(Records from a dataset)
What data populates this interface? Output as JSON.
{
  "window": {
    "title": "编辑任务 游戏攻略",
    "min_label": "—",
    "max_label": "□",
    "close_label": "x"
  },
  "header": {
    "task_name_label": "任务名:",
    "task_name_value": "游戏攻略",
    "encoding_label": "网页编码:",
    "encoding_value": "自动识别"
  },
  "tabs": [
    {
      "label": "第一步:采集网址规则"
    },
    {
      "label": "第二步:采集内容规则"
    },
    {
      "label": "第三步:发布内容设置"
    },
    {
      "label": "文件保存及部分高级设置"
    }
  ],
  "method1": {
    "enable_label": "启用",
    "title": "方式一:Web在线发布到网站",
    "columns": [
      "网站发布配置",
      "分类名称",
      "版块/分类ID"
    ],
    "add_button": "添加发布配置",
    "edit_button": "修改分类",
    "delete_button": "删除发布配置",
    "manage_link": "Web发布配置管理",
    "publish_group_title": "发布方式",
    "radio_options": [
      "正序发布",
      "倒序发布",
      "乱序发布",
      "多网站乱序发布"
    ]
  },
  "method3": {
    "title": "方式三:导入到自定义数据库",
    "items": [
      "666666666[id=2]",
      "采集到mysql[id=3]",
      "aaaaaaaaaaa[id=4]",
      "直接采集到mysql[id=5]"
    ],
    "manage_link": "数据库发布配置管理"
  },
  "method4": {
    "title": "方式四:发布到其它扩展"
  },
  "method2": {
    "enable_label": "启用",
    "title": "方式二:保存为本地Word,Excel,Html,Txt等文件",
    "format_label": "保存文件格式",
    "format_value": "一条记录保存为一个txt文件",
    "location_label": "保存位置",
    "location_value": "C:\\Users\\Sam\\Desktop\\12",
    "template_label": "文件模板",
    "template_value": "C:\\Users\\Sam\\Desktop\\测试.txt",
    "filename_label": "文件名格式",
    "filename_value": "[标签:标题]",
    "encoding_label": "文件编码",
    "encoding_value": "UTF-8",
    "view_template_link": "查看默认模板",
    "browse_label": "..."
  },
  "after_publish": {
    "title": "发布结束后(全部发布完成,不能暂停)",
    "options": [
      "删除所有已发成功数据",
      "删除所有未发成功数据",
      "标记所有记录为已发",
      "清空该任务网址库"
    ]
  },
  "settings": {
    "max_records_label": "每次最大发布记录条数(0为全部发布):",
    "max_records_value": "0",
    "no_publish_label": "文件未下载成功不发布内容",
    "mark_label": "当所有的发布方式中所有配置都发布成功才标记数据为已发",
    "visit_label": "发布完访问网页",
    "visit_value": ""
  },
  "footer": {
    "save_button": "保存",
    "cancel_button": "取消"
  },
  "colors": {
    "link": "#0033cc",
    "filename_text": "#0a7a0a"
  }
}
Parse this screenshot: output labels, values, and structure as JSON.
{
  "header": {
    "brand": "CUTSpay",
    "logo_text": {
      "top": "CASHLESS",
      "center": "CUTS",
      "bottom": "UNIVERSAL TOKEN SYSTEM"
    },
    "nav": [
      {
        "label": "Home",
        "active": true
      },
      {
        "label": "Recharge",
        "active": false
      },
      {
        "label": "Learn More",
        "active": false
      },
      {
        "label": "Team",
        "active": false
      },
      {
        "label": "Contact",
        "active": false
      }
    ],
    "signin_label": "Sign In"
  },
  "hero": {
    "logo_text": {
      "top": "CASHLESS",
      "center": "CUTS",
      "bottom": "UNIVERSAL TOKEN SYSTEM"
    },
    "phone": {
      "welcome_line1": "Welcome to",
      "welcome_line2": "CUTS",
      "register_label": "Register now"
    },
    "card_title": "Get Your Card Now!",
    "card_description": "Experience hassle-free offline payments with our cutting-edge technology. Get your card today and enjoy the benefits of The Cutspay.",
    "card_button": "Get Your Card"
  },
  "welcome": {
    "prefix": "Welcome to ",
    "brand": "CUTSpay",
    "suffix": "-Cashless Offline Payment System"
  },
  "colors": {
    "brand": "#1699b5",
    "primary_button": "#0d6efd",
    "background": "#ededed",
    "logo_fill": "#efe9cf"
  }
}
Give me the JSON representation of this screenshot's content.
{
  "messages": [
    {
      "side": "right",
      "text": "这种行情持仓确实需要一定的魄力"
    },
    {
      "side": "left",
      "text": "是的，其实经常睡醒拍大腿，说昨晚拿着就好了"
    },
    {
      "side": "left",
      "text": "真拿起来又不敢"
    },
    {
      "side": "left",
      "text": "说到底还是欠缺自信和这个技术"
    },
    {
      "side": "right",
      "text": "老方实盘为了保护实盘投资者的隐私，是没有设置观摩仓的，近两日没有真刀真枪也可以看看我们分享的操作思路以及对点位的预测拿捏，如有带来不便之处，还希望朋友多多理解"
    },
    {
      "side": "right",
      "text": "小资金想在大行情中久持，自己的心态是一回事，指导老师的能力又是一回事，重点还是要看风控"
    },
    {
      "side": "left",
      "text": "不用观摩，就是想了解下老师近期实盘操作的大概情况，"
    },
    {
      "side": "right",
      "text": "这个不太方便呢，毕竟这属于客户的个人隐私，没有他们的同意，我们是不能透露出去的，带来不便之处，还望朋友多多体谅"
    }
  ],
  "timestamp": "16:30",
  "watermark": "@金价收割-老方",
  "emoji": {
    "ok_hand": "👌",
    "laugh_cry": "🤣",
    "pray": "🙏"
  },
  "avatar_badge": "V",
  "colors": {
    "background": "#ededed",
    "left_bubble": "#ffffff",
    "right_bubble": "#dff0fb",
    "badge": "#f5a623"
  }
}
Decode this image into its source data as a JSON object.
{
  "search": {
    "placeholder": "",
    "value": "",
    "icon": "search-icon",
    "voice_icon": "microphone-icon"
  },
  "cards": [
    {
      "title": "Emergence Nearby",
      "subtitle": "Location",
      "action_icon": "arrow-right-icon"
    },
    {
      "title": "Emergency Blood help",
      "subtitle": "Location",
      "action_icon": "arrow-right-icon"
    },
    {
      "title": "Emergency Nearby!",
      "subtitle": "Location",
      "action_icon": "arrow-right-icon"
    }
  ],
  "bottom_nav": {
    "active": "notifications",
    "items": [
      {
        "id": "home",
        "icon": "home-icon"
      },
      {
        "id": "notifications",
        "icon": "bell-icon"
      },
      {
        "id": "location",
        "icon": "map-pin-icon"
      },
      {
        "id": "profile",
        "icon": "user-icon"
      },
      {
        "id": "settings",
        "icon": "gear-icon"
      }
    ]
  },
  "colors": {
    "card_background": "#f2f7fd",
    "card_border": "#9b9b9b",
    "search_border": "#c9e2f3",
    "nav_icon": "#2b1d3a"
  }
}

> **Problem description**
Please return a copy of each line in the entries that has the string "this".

> **Task result**
What data populates this interface? Output as JSON.
Parse this screenshot: output labels, values, and structure as JSON.
Give me the JSON representation of this screenshot's content.
Decode this image into its source data as a JSON object.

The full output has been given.